The Mayor of Wycombe, Councillor Khalil Ahmed, echoed the feelings of the overwhelming majority of Muslims in this country in condemning the savagery of the fanatics in Paris last week.

It is tragic beyond comprehension that Islam, which preaches peace, tolerance and love, should be hijacked by a tiny minority who embrace none of those virtues. Islam is not the only religion that has been misinterpreted by the obsessed and deluded to justify depraved and insane acts. The Catholic religion, for instance, has been distorted in similar ways over the centuries.

I echo Cllr Ahmed’s hope that the people of Wycombe and the wider world will acknowledge the disconnect and resist any temptation to demonise Islam as a result of the behaviour of these purveyors of terror and death, or indeed the rabid fanaticism of the Islamic State.

Quite rightly, Catholics in the UK were not demonised when the IRA attacked civilians in the UK. That is because it was clear that the majority of Catholics were opposed to and appalled by the atrocities committed by those claiming adherence to that faith. Although the Church at the time, I believe, could have done much more to disassociate itself from their actions. And the more that Imams worldwide make it clear that slaughter of ‘infidels’ is no longer acceptable in a multi-cultural and tolerant world, the sooner all religions and peoples can co-exist in harmony.

Similarly the population of Norway was not asked to apologise for the actions of the white supremacist psychopath Anders Breivik.

But I also hope that the hard-won right to free speech that exists in most of Europe and the free world is not eroded by recent events.

‘I do not agree with what you have to say, but I'll defend to the death your right to say it’ is an excellent starting point. Clearly the right to libel and defame must be curtailed by law, but the right to express an opinion – however much it may offend – must always be protected.

The use of satire and the cartoon to challenge the political, religious and social status quo of the day has been a powerful and peaceful form of agitation for change for millennia - from Horace, Da Vinci, Hogarth and Voltaire on to Punch and Private Eye.

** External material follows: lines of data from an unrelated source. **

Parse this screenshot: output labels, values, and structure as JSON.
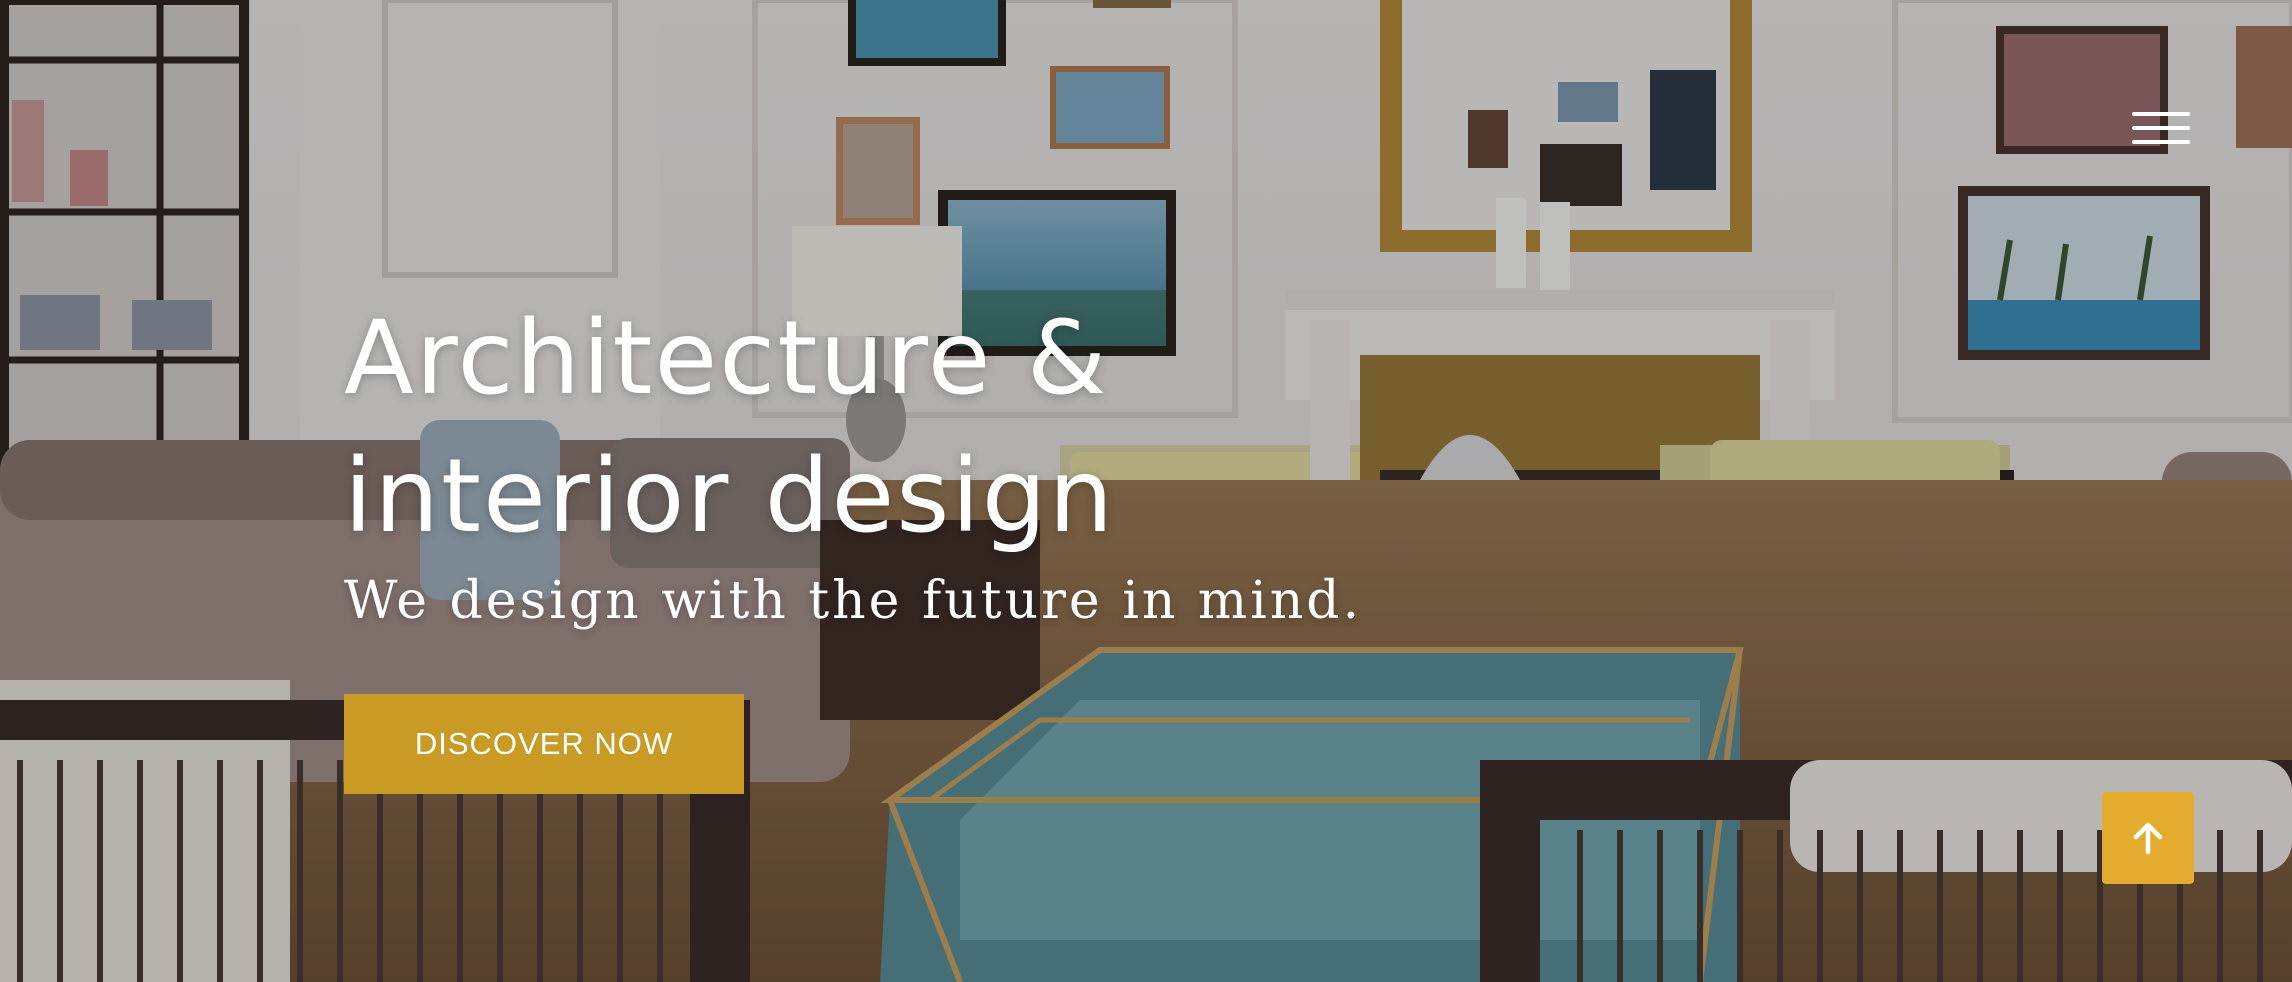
{
  "hero": {
    "title": "Architecture & interior design",
    "subtitle": "We design with the future in mind.",
    "cta_label": "DISCOVER NOW"
  },
  "icons": {
    "menu": "hamburger-menu-icon",
    "scroll_top": "arrow-up-icon"
  },
  "colors": {
    "accent": "#c99a24",
    "scroll_top": "#e3ac2f",
    "text": "#ffffff"
  }
}
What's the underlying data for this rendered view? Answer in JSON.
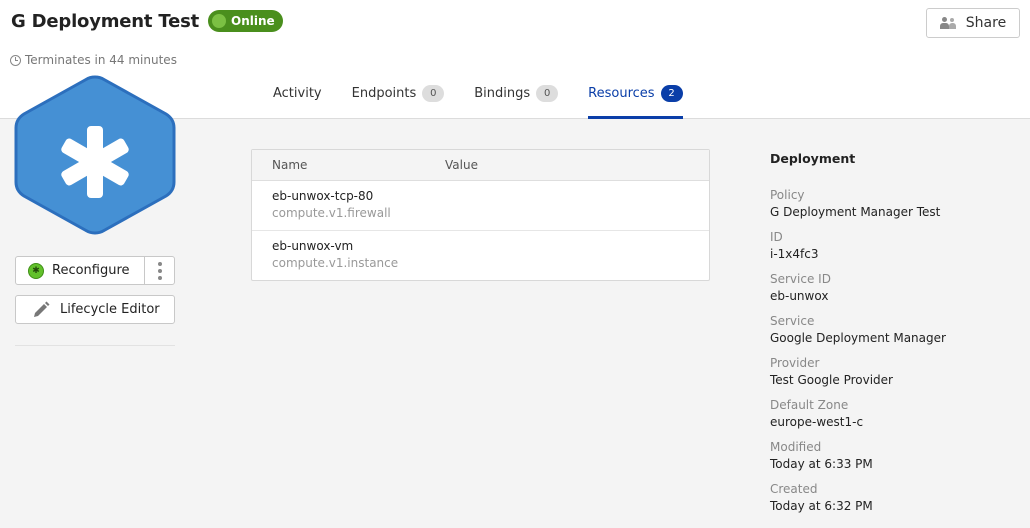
{
  "header": {
    "title": "G Deployment Test",
    "status": "Online",
    "status_color": "#4a8f1d",
    "terminates": "Terminates in 44 minutes",
    "share_label": "Share"
  },
  "tabs": [
    {
      "label": "Activity",
      "count": null,
      "active": false
    },
    {
      "label": "Endpoints",
      "count": "0",
      "active": false
    },
    {
      "label": "Bindings",
      "count": "0",
      "active": false
    },
    {
      "label": "Resources",
      "count": "2",
      "active": true
    }
  ],
  "accent_color": "#0a3ea8",
  "actions": {
    "reconfigure_label": "Reconfigure",
    "lifecycle_label": "Lifecycle Editor"
  },
  "resources": {
    "columns": [
      "Name",
      "Value"
    ],
    "rows": [
      {
        "name": "eb-unwox-tcp-80",
        "type": "compute.v1.firewall"
      },
      {
        "name": "eb-unwox-vm",
        "type": "compute.v1.instance"
      }
    ]
  },
  "details": {
    "title": "Deployment",
    "fields": [
      {
        "label": "Policy",
        "value": "G Deployment Manager Test"
      },
      {
        "label": "ID",
        "value": "i-1x4fc3"
      },
      {
        "label": "Service ID",
        "value": "eb-unwox"
      },
      {
        "label": "Service",
        "value": "Google Deployment Manager"
      },
      {
        "label": "Provider",
        "value": "Test Google Provider"
      },
      {
        "label": "Default Zone",
        "value": "europe-west1-c"
      },
      {
        "label": "Modified",
        "value": "Today at 6:33 PM"
      },
      {
        "label": "Created",
        "value": "Today at 6:32 PM"
      }
    ]
  }
}
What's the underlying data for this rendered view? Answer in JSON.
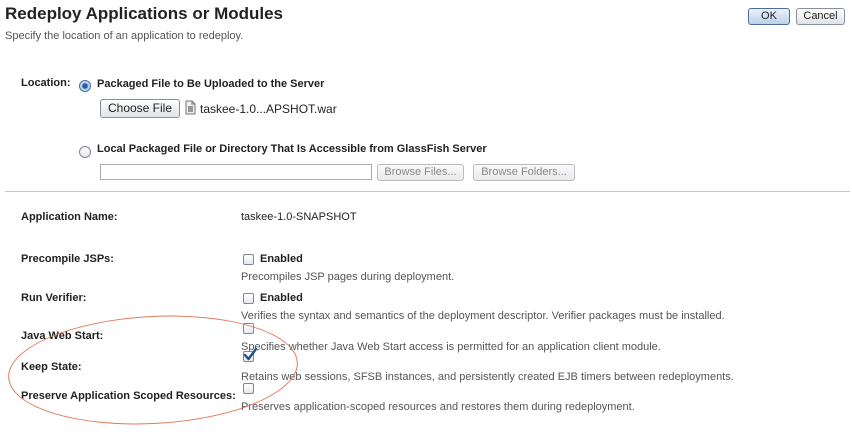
{
  "header": {
    "title": "Redeploy Applications or Modules",
    "subtitle": "Specify the location of an application to redeploy.",
    "ok_label": "OK",
    "cancel_label": "Cancel"
  },
  "location": {
    "label": "Location:",
    "option_packaged": "Packaged File to Be Uploaded to the Server",
    "choose_file_label": "Choose File",
    "selected_file": "taskee-1.0...APSHOT.war",
    "option_local": "Local Packaged File or Directory That Is Accessible from GlassFish Server",
    "local_path_value": "",
    "browse_files_label": "Browse Files...",
    "browse_folders_label": "Browse Folders...",
    "selected_option": "packaged"
  },
  "fields": {
    "app_name_label": "Application Name:",
    "app_name_value": "taskee-1.0-SNAPSHOT",
    "precompile": {
      "label": "Precompile JSPs:",
      "option": "Enabled",
      "checked": false,
      "help": "Precompiles JSP pages during deployment."
    },
    "verifier": {
      "label": "Run Verifier:",
      "option": "Enabled",
      "checked": false,
      "help": "Verifies the syntax and semantics of the deployment descriptor. Verifier packages must be installed."
    },
    "java_web_start": {
      "label": "Java Web Start:",
      "checked": false,
      "help": "Specifies whether Java Web Start access is permitted for an application client module."
    },
    "keep_state": {
      "label": "Keep State:",
      "checked": true,
      "help": "Retains web sessions, SFSB instances, and persistently created EJB timers between redeployments."
    },
    "preserve_resources": {
      "label": "Preserve Application Scoped Resources:",
      "checked": false,
      "help": "Preserves application-scoped resources and restores them during redeployment."
    }
  },
  "colors": {
    "annotation_ellipse": "#e2795f",
    "checkmark": "#1f4f8f"
  },
  "icons": {
    "file": "war-file-icon",
    "check": "checkmark-icon"
  }
}
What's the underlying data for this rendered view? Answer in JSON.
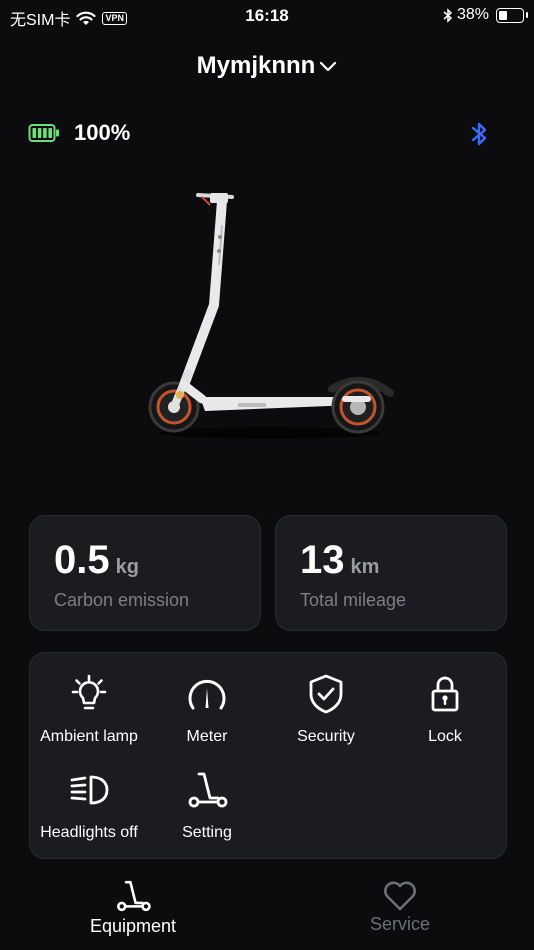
{
  "status_bar": {
    "carrier": "无SIM卡",
    "vpn": "VPN",
    "time": "16:18",
    "battery_pct": "38%",
    "battery_level": 0.38
  },
  "header": {
    "device_name": "Mymjknnn"
  },
  "battery": {
    "percent": "100%",
    "level": 1.0,
    "color": "#6ee07a"
  },
  "bluetooth_color": "#3b6bff",
  "stats": [
    {
      "value": "0.5",
      "unit": "kg",
      "label": "Carbon emission"
    },
    {
      "value": "13",
      "unit": "km",
      "label": "Total mileage"
    }
  ],
  "features": [
    {
      "label": "Ambient lamp",
      "icon": "lamp-icon"
    },
    {
      "label": "Meter",
      "icon": "meter-icon"
    },
    {
      "label": "Security",
      "icon": "shield-check-icon"
    },
    {
      "label": "Lock",
      "icon": "lock-icon"
    },
    {
      "label": "Headlights off",
      "icon": "headlight-icon"
    },
    {
      "label": "Setting",
      "icon": "scooter-icon"
    }
  ],
  "tabbar": {
    "tabs": [
      {
        "label": "Equipment",
        "icon": "scooter-icon",
        "active": true
      },
      {
        "label": "Service",
        "icon": "heart-icon",
        "active": false
      }
    ]
  }
}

And anyway surely our gods and prophets are made of sterner stuff than we are – by definition perhaps?